Interview with Flo Clucas (ALDE, UK), chair of Committee of the Regions Ad Hoc Commission on EU budget
“Cohesion policy single greatest idea to come out of EU”
By Gaspard Sebag | Monday 02 April 2012
The EU Committee of the Regions (CoR) wants to make sure the overall size of the 2014-2020 multiannual financial framework (MFF) equals at least 1% of EU GNI (gross national income) and that cohesion spending is not sliced into. To get that point of view across, Flo Clucas (ALDE, UK), chair of the CoR Ad Hoc Commission on the EU budget and member of Liverpool City Council, has been building alliances with like-minded stakeholders, such as members of European Parliament, and reasoning with representatives of member states that favour slashing the long-term EU budget.
What type of convergence is there between the CoR and the EP on the 2014-2020 MFF?
We are very supportive of the Parliament’s position and we appear to be very much on similar lines in terms of what we want to see.
How will you get your point across to the Council?
Simple. We are saying to member states governments ‘you need to listen’. Even if you disagree you need to hear why.
Why is it then?
The reason local authorities and city authorities will say to you that Europe can do what member states can’t is precisely because it can guarantee funding over a long period.
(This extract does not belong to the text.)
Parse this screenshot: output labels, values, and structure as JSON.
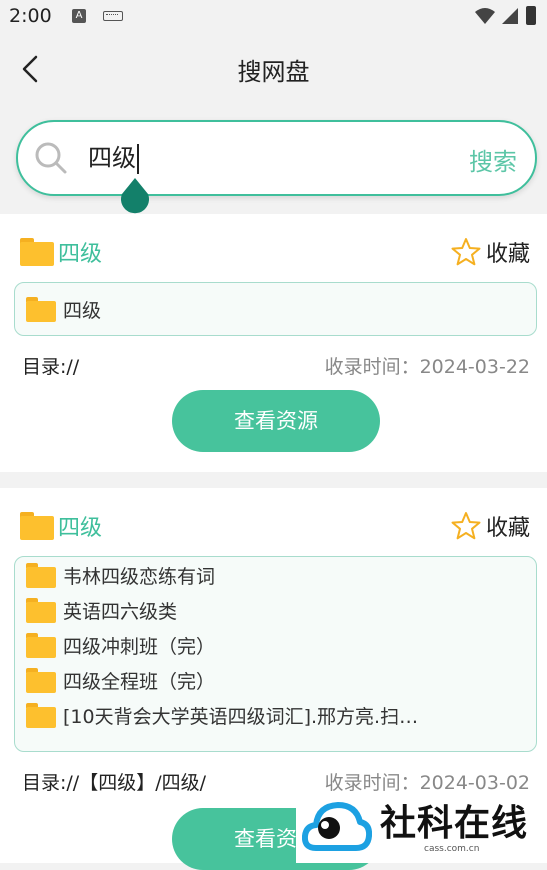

If you do it properly it means that those areas can plan for the long term.
Second thing it does, which member states can’t: it allows flexibility in the state aid rules. If we are a poorer or a transition region – I hope we will have transition regions after the next [long-term] budget envelope is agreed – they will have a different intervention rate from those regions that are doing better.
I think that if member states seriously want to slash and burn the EU budget they will live to regret it.
Yet, in order to have a modern EU budget it might be necessary to make some economic sacrifices on traditional priorities.
It depends on what you mean by economic sacrifices. I do think we should look at the CAP (Common Agricultural Policy). I’ll give you an example: if you’re a farmer you can sell your entitlement and get a lump sum for it from an investor. I know that for the following two, three or five years that investor will make his money back three, four or five times in terms of entitlement from money from the CAP budget. I think that’s wrong.
I’m also not sure that major agro-industries should be benefiting.
So that is where you would cut back?
I wouldn’t use the phrase cut back because I think it needs to be a serious look rather than just a cut. For example, I might switch a lot of that to rural development rather than agricultural support.
Cohesion policy, I think, is probably the single greatest idea to come out of the European Union. Not because it doesn’t have its faults, since it does. But because when you use it properly it makes a huge difference and when you can make that kind of difference with something like cohesion policy, which member states cannot do, then you should treasure it, you should refine it over time and you should allow it to continue to work. It is the one policy that brings the whole European Union together and it’s successful and it works and I love it.
This Union needs growth and it needs jobs and it needs investment. If what you’re looking at is having a problem over growth in most member states then you need something that will kick-start private sector investment. Let’s not forget insurance companies and major national and international corporations are sitting on billions of euro. We need to be drawing them in to invest. And if you can use Structural Funds to do that, if you can use the state aid rules to help that in those areas where cohesion policy operates, then we should be doing it and that’s the way we’re going to get people off state benefits and therefore not drag on member state budgets, which are not growing but helping those member states by reducing the number of people who are unemployed.
The European Parliament is pushing for an ambitious long-term EU budget and new own resources to be introduced as a source of funding.
My understanding is [MEPs] have drawn a line and they do not want that line to be crossed. They believe that if they say ‘no’ to the budget as it is presented by the Council is then all that happens is that we have 2013 funding rolled forward. So they think they have nothing to lose.
The problem is that many legal bases will have expired by then.
They would need to look at those. They think they can overcome all of that. Council cannot afford to ignore Parliament.
Parliament has the tendency to sometimes talk the talk but not walk the walk…
You could be right on that. That’s happened in the past but I have to say that this time I think the situation is different because what is being said is that this is the first time that Parliament has had the opportunity to do what it can do. The feeling that I think is currently holding sway is the Parliament has made its position clear and therefore cannot retract from that. If they do retract from it then they’re going to spend the next five to ten years being ridden roughshod over by the member state government. That is something they do not want to happen and they realise this.
If [the Parliament is] going to do it, this is when they have to do it otherwise all they’re going to be is a talking shop. And I think there’s more ambition there this time than I’ve seen before, ambition for the people. n